A new How to Rent guide was issued by the government a few days ago. Here’s a handy summary for landlords, letting agents and also tenants of some key updates and changes.
The How to Rent guide was first introduced in 2014. It was updated as recently as 2021 and has just been updated again for 2023.
Who does How to Rent apply to?
As letting professionals will know, the guide is aimed at tenants and landlords in the private rented sector who let property on an assured shorthold tenancy. It applies in England only.
The guide is intended to help all parties in the PRS understand their rights and responsibilities. It provides a checklist and detailed information on areas such as what to look out for before renting, what living in a rented home involves, what happens at the end of a tenancy and what to do if things go wrong.
Do you need to issue the new How to Rent guide?
Private landlords and/or letting agents are required to give tenants a copy of the latest version of How to Rent at the start of a new tenancy.

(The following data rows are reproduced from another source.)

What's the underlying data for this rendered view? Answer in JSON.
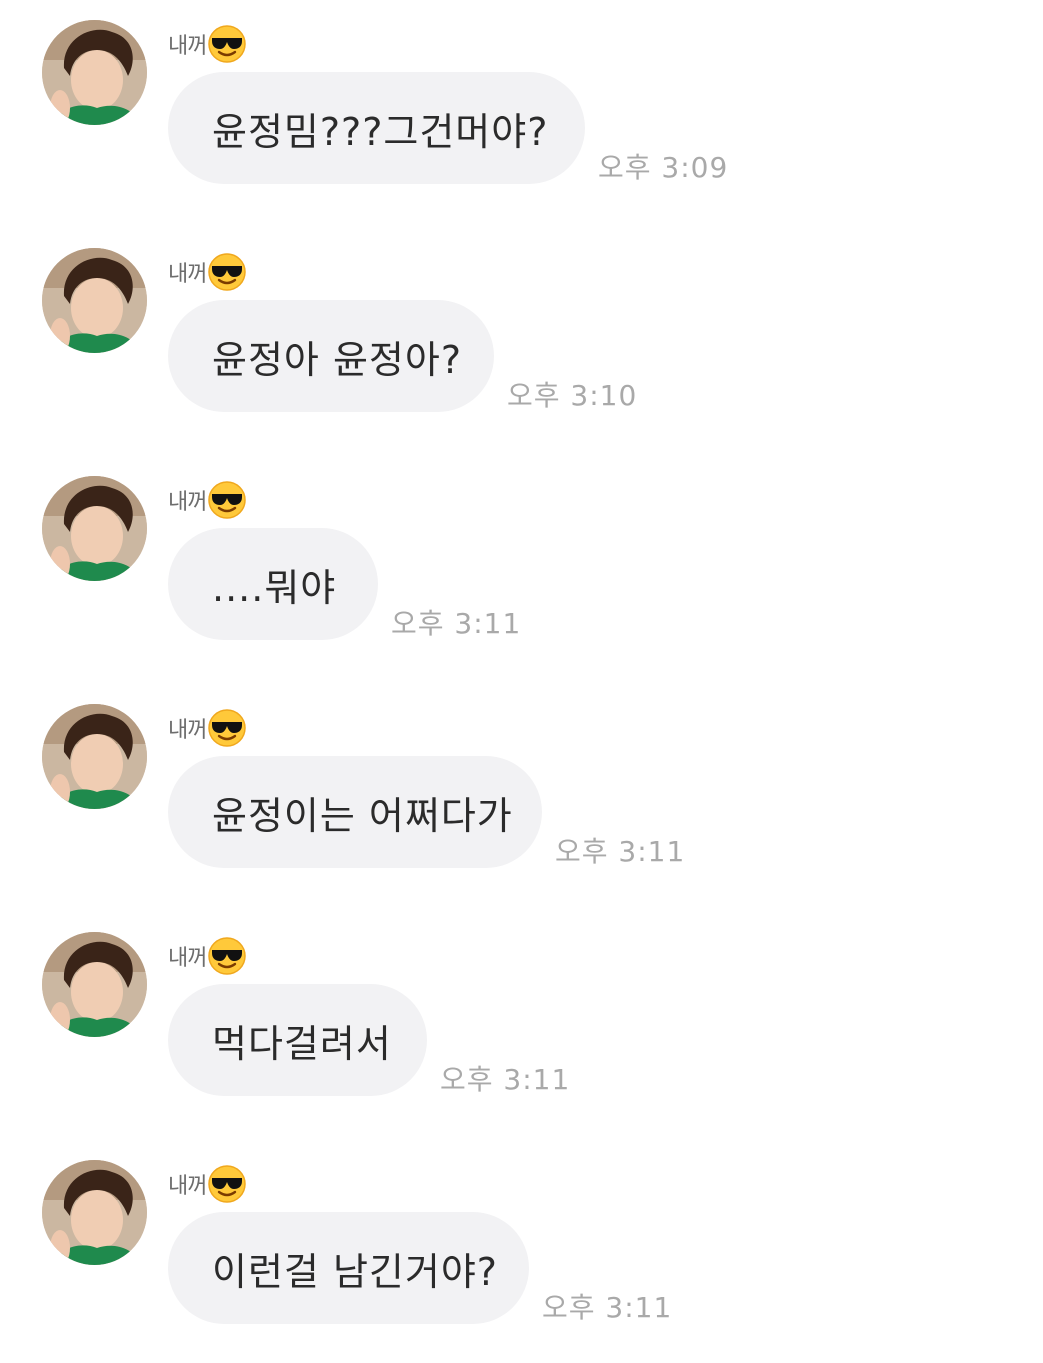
{
  "chat": {
    "messages": [
      {
        "sender": "내꺼",
        "sender_emoji": "smiling-face-with-sunglasses",
        "text": "윤정밈???그건머야?",
        "time": "오후 3:09"
      },
      {
        "sender": "내꺼",
        "sender_emoji": "smiling-face-with-sunglasses",
        "text": "윤정아 윤정아?",
        "time": "오후 3:10"
      },
      {
        "sender": "내꺼",
        "sender_emoji": "smiling-face-with-sunglasses",
        "text": "....뭐야",
        "time": "오후 3:11"
      },
      {
        "sender": "내꺼",
        "sender_emoji": "smiling-face-with-sunglasses",
        "text": "윤정이는 어쩌다가",
        "time": "오후 3:11"
      },
      {
        "sender": "내꺼",
        "sender_emoji": "smiling-face-with-sunglasses",
        "text": "먹다걸려서",
        "time": "오후 3:11"
      },
      {
        "sender": "내꺼",
        "sender_emoji": "smiling-face-with-sunglasses",
        "text": "이런걸 남긴거야?",
        "time": "오후 3:11"
      }
    ]
  },
  "colors": {
    "bubble": "#f2f2f4",
    "text": "#2b2b2b",
    "time": "#a9a9a9",
    "sender": "#6d6d6d"
  }
}
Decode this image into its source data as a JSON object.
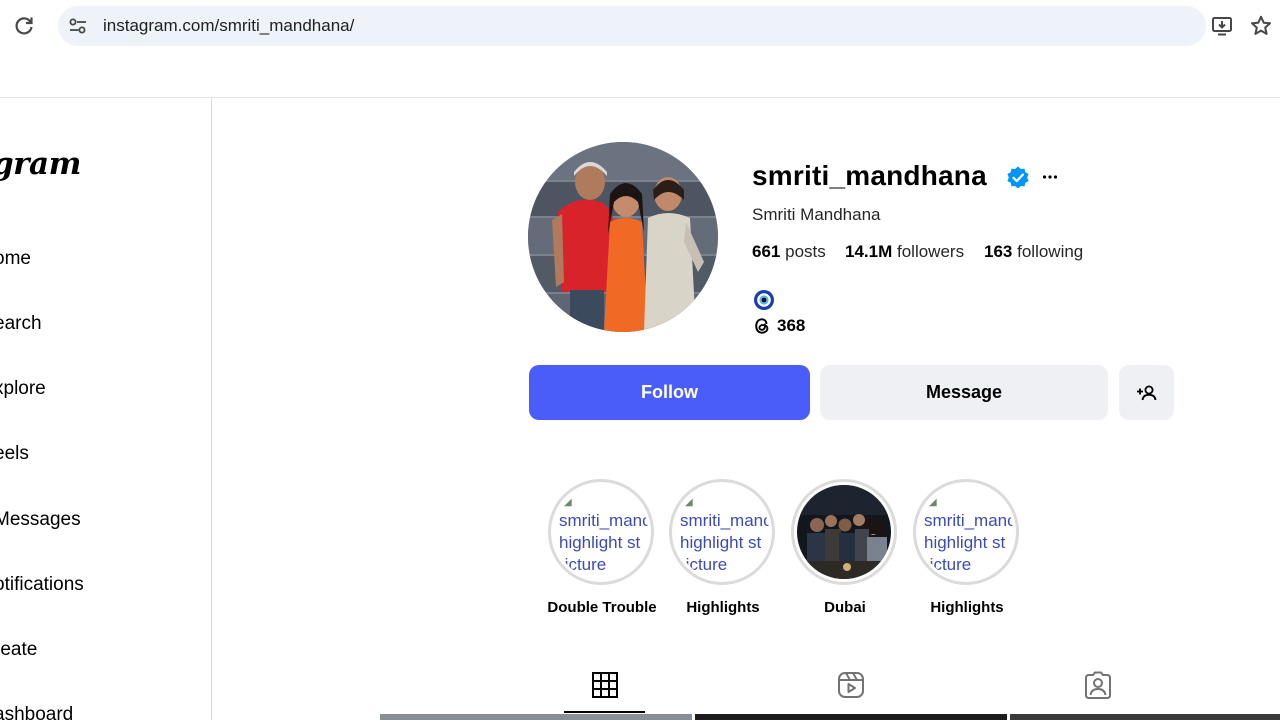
{
  "browser": {
    "url": "instagram.com/smriti_mandhana/",
    "icons": {
      "reload": "reload-icon",
      "site_info": "site-settings-icon",
      "install": "install-app-icon",
      "bookmark": "star-icon"
    }
  },
  "sidebar": {
    "logo": "gram",
    "items": [
      {
        "label": "ome",
        "icon": "home-icon"
      },
      {
        "label": "earch",
        "icon": "search-icon"
      },
      {
        "label": "xplore",
        "icon": "explore-icon"
      },
      {
        "label": "eels",
        "icon": "reels-icon"
      },
      {
        "label": "Messages",
        "icon": "messages-icon"
      },
      {
        "label": "otifications",
        "icon": "heart-icon"
      },
      {
        "label": "reate",
        "icon": "create-icon"
      },
      {
        "label": "ashboard",
        "icon": "dashboard-icon"
      }
    ]
  },
  "profile": {
    "username": "smriti_mandhana",
    "full_name": "Smriti Mandhana",
    "stats": {
      "posts_value": "661",
      "posts_label": "posts",
      "followers_value": "14.1M",
      "followers_label": "followers",
      "following_value": "163",
      "following_label": "following"
    },
    "threads_count": "368",
    "colors": {
      "verified": "#0095f6",
      "follow": "#4a5df9"
    }
  },
  "actions": {
    "follow_label": "Follow",
    "message_label": "Message"
  },
  "highlights": [
    {
      "label": "Double Trouble",
      "alt_text": "smriti_mandhana's highlight story picture",
      "alt_visible": "smriti_manc\nhighlight st\n·icture",
      "loaded": false
    },
    {
      "label": "Highlights",
      "alt_text": "smriti_mandhana's highlight story picture",
      "alt_visible": "smriti_manc\nhighlight st\n·icture",
      "loaded": false
    },
    {
      "label": "Dubai",
      "alt_text": "",
      "alt_visible": "",
      "loaded": true
    },
    {
      "label": "Highlights",
      "alt_text": "smriti_mandhana's highlight story picture",
      "alt_visible": "smriti_manc\nhighlight st\n·icture",
      "loaded": false
    }
  ],
  "tabs": [
    {
      "icon": "grid-icon",
      "active": true
    },
    {
      "icon": "reels-icon",
      "active": false
    },
    {
      "icon": "tagged-icon",
      "active": false
    }
  ]
}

Some people might not realise that landlords or agents are also required to issue a copy when a tenancy is renewed IF the guide has been updated in the meantime. So existing tenants who are renewing their tenancies from now on must be given a copy of the new version.
How to Rent forms part of what is known as the prescribed information which must be served on tenants. An important thing to know here is that if tenants are not given a copy of How to Rent, or it cannot be shown that they have been, landlords can lose the right to repossess using Section 21 – at least as long as Section 21 exists of course.
What’s in the new How to Rent guide
Some of the changes to the guide in the latest edition take account of the changes in tenancy law which have been made since the last edition in 2021. Here’s a summary of the key differences from previous editions you need to know about:
* Smoke and carbon monoxide alarms. New to the guide is a section stating that carbon monoxide alarms are now required in living rooms which have a fixed combustion appliance – a measure which was introduced in 2022. There must also be evidence that smoke and carbon monoxide are in working order at the start of the tenancy.
Here’s more information: New Rules On Smoke And Carbon Monoxide Alarms
* Electrical inspections. Landlords must now have an EICR or Electrical Inspection Condition Report carried out at least every five years. This report shows the condition of the
property’s electrical installations. The electrical wiring, sockets, consumer unit (fuse box) and other fixed electrical parts in rented properties must be inspected and tested every five years, or more often if the inspector thinks it is necessary.
The landlord has to give a copy of the EICR to the tenant, and also to the local council if they request it. This measure was introduced during 2020 and 2021.
Here’s more information: New Mandatory Electrical Safety Checks
* Right to Rent. Changes to reflect new rules which were introduced in April 2022.
* Smart meters. There is now advice in the guide that tenants should consider having smart meters installed in their home. They are advised that they should let their landlord know and seek the landlord’s permission if the tenancy says it is required. It adds that landlords should not unreasonably prevent a tenant from having smart meters fitted.
* Tenants with disabilities. The latest edition says that landlords should consider requests for what are called reasonable adjustments from tenants who have a disability or long term condition. It says reasonable adjustments could include changes to the terms of tenancy or allowing adaptations or adjustments to the property or common parts of the building.
It says landlords and letting agents must respond to these requests in a reasonable timeframe. If they refuse a request to make these adjustments they must explain why.
Where to find copies of How to Rent 2023
Copies of How to Rent can be read and downloaded for issuing to tenants from the Gov.uk site here:
Guidance: How to rent
This guide is for people who are looking for a house or flat to rent.